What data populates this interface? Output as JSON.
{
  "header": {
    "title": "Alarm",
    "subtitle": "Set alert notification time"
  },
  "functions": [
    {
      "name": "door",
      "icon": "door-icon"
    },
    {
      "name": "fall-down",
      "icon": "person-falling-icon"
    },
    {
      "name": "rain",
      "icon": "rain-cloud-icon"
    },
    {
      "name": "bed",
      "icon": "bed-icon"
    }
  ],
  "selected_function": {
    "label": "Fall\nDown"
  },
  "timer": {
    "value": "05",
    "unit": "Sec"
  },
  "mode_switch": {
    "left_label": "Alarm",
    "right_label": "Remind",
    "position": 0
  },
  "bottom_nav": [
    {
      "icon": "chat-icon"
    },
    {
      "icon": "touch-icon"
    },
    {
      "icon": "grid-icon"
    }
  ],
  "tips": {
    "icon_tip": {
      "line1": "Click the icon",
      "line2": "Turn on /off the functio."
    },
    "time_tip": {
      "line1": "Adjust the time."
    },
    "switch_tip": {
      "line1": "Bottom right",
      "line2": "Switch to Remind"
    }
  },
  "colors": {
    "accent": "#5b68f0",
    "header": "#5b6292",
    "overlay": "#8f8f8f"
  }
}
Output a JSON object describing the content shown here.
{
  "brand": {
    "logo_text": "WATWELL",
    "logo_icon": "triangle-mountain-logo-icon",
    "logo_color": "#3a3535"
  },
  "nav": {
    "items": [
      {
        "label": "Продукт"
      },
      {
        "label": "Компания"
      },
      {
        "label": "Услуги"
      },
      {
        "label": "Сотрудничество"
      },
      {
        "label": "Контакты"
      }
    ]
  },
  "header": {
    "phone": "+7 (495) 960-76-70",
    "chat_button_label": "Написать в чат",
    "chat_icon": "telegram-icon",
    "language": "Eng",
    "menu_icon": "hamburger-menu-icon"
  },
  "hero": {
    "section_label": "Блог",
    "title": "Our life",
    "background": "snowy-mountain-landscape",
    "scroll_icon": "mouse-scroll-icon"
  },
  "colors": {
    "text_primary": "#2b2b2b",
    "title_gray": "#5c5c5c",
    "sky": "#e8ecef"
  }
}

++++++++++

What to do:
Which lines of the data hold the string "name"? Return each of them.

Output for this exercise:
      "name": "door",
      "name": "fall-down",
      "name": "rain",
      "name": "bed",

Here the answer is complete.